*Task objective*
Using the data below, find how many lines include the word "JSON" and report that figure alone.

*Data for processing*
####################

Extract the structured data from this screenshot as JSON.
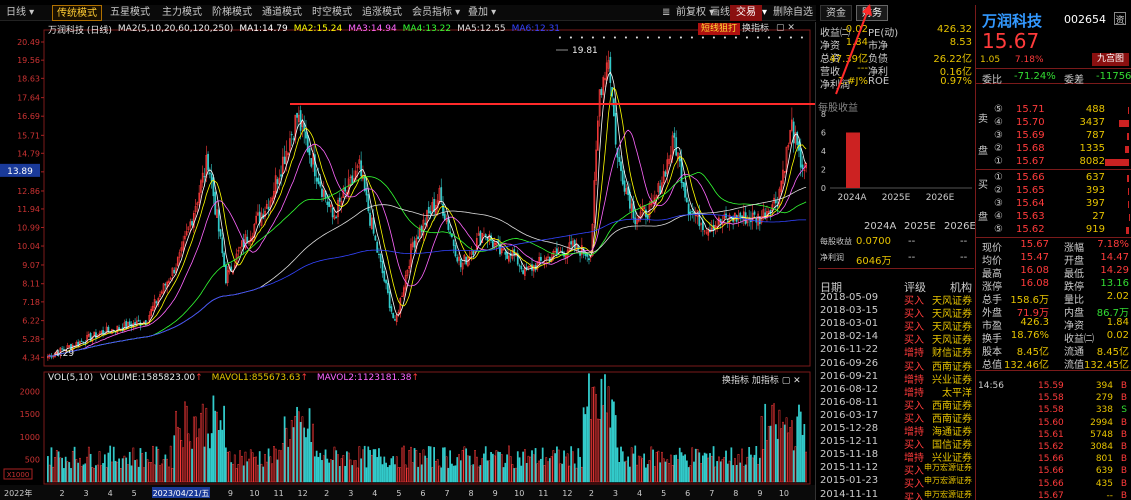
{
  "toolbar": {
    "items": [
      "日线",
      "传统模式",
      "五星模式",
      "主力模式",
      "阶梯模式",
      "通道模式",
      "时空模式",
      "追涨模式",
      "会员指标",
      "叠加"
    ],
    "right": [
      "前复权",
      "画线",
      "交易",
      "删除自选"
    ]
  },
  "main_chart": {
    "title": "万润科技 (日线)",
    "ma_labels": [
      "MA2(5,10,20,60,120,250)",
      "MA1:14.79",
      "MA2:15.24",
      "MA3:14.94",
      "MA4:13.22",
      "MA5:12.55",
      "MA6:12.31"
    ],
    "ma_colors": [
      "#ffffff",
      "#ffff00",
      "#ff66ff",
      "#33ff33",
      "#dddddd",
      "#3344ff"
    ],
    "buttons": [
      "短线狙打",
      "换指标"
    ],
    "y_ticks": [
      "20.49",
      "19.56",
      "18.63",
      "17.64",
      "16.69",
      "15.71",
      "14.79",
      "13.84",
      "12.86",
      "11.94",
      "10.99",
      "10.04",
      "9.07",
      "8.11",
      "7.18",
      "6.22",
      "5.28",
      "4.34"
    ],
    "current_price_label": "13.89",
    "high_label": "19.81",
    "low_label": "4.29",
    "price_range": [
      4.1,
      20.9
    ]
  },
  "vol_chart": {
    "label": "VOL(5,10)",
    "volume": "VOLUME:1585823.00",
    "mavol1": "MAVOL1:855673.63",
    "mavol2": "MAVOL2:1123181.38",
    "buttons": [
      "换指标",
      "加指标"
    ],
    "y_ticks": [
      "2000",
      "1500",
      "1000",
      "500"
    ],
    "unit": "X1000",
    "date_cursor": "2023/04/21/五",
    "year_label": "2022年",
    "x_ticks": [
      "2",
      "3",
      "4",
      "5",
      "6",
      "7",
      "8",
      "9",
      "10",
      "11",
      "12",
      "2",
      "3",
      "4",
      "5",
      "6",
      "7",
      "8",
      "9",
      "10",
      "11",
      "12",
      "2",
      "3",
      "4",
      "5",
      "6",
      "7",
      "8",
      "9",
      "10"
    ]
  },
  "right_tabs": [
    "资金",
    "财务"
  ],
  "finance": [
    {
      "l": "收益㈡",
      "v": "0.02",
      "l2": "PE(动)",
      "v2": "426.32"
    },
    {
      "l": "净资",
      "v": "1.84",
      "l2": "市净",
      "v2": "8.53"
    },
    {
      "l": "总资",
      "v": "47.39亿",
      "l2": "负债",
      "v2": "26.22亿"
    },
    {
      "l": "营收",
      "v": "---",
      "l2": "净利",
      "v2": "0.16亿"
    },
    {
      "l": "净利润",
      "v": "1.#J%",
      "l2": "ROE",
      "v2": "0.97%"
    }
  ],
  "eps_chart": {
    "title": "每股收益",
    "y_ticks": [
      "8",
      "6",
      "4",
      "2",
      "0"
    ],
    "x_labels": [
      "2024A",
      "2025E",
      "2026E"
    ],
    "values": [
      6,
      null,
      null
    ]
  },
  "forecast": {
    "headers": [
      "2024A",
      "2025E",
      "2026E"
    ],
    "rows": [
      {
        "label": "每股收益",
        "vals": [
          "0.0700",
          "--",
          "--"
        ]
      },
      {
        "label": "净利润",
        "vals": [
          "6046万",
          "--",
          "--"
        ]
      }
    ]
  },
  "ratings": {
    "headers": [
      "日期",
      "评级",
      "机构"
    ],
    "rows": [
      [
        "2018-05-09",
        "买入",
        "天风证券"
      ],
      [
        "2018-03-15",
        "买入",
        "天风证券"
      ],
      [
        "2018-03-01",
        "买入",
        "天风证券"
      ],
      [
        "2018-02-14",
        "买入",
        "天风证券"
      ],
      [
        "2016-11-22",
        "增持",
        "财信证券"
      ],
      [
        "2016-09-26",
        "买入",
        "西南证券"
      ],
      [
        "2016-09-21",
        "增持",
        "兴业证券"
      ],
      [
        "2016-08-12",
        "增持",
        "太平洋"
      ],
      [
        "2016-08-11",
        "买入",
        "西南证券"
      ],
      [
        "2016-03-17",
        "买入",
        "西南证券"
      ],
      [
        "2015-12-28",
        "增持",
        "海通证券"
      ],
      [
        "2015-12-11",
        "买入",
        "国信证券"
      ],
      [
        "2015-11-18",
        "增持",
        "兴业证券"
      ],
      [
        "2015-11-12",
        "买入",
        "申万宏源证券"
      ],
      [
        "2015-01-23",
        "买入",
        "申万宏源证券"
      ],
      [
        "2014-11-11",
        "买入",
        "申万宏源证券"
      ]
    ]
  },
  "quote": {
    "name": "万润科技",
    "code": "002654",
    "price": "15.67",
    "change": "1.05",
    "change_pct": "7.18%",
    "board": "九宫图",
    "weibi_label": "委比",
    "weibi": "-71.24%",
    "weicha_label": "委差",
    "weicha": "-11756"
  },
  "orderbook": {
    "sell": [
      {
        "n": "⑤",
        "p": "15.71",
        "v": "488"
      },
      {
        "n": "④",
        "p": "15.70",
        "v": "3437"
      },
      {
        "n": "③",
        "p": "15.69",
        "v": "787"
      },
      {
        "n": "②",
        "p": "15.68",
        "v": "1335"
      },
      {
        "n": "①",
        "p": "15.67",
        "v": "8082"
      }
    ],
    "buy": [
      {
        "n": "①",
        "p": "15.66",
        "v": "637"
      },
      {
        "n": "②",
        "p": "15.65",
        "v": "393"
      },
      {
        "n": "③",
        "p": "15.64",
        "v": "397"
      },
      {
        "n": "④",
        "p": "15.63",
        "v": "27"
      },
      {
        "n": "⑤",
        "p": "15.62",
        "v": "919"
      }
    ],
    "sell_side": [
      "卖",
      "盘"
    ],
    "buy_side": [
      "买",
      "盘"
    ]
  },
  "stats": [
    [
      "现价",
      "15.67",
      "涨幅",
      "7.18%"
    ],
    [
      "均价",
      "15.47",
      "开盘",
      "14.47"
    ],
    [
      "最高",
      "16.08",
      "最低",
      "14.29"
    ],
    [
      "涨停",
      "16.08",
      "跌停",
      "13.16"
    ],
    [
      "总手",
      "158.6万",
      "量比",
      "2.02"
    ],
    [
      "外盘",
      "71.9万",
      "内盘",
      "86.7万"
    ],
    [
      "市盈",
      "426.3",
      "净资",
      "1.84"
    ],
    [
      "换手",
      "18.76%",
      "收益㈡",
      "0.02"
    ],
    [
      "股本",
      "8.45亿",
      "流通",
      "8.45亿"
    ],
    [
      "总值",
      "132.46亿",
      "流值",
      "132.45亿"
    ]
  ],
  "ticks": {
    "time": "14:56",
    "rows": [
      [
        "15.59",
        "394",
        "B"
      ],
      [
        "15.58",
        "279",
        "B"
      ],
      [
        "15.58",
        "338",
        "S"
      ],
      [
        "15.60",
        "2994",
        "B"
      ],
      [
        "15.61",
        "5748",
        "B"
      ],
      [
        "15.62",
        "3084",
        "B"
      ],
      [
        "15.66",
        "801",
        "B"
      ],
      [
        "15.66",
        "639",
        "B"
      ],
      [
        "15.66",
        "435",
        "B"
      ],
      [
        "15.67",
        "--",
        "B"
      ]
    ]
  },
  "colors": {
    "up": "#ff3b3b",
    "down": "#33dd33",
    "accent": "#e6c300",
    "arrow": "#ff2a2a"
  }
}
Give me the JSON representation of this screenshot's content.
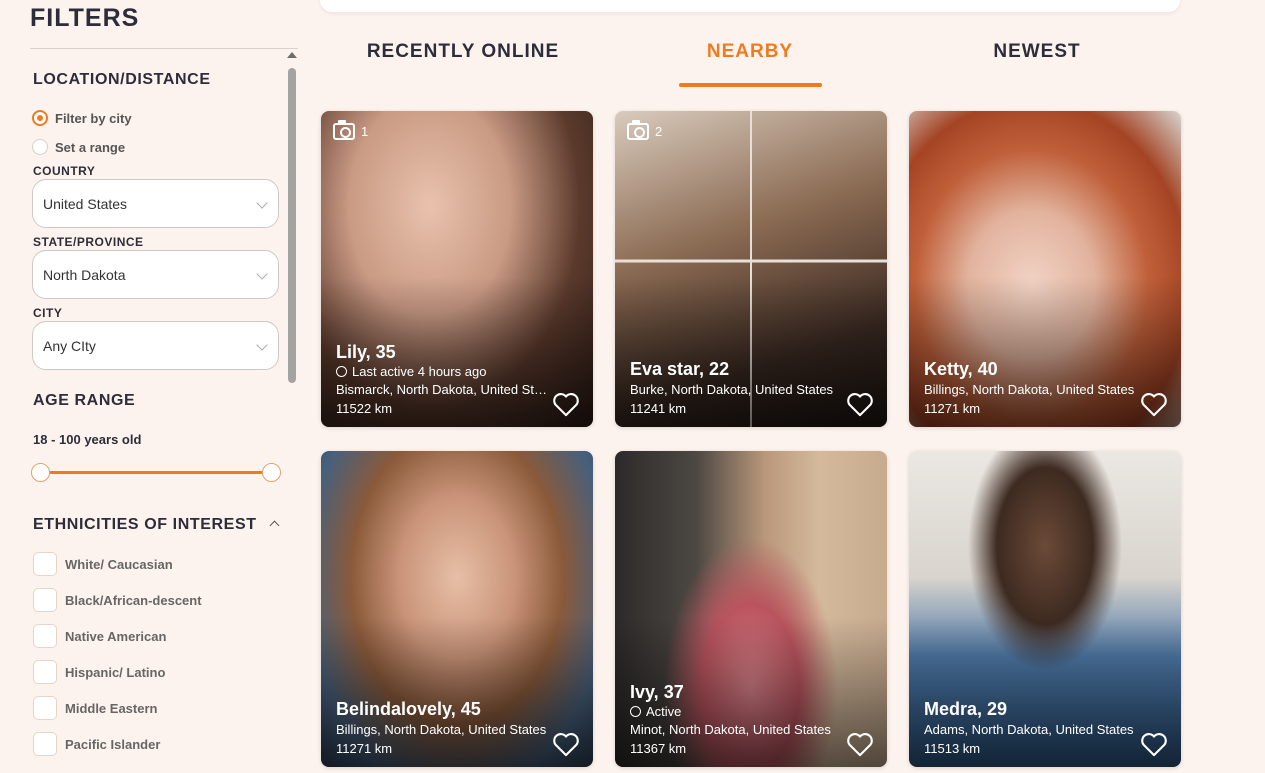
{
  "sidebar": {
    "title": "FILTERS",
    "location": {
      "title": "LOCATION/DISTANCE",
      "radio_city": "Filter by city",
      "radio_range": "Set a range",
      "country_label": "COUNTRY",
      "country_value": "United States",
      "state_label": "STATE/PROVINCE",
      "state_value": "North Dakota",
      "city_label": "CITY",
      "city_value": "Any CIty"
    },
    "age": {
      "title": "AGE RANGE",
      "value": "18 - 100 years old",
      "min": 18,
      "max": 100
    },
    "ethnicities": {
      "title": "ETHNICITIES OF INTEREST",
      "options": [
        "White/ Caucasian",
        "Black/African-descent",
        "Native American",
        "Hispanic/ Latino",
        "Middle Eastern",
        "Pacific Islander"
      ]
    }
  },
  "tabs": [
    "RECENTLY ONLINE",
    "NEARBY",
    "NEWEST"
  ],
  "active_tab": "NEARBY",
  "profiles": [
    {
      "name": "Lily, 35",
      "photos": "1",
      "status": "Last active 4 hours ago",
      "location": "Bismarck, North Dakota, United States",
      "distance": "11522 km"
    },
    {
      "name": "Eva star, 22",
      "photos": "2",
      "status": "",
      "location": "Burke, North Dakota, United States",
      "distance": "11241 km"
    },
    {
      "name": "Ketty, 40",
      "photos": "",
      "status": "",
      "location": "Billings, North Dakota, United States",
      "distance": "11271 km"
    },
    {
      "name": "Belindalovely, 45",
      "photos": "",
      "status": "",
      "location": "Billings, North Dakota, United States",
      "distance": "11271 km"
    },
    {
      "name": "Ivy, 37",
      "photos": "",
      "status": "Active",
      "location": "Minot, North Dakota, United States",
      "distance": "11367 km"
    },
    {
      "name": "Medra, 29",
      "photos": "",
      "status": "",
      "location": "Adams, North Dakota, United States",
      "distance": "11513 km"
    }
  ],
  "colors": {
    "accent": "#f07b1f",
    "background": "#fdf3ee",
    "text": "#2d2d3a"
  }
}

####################

*Answer section*
2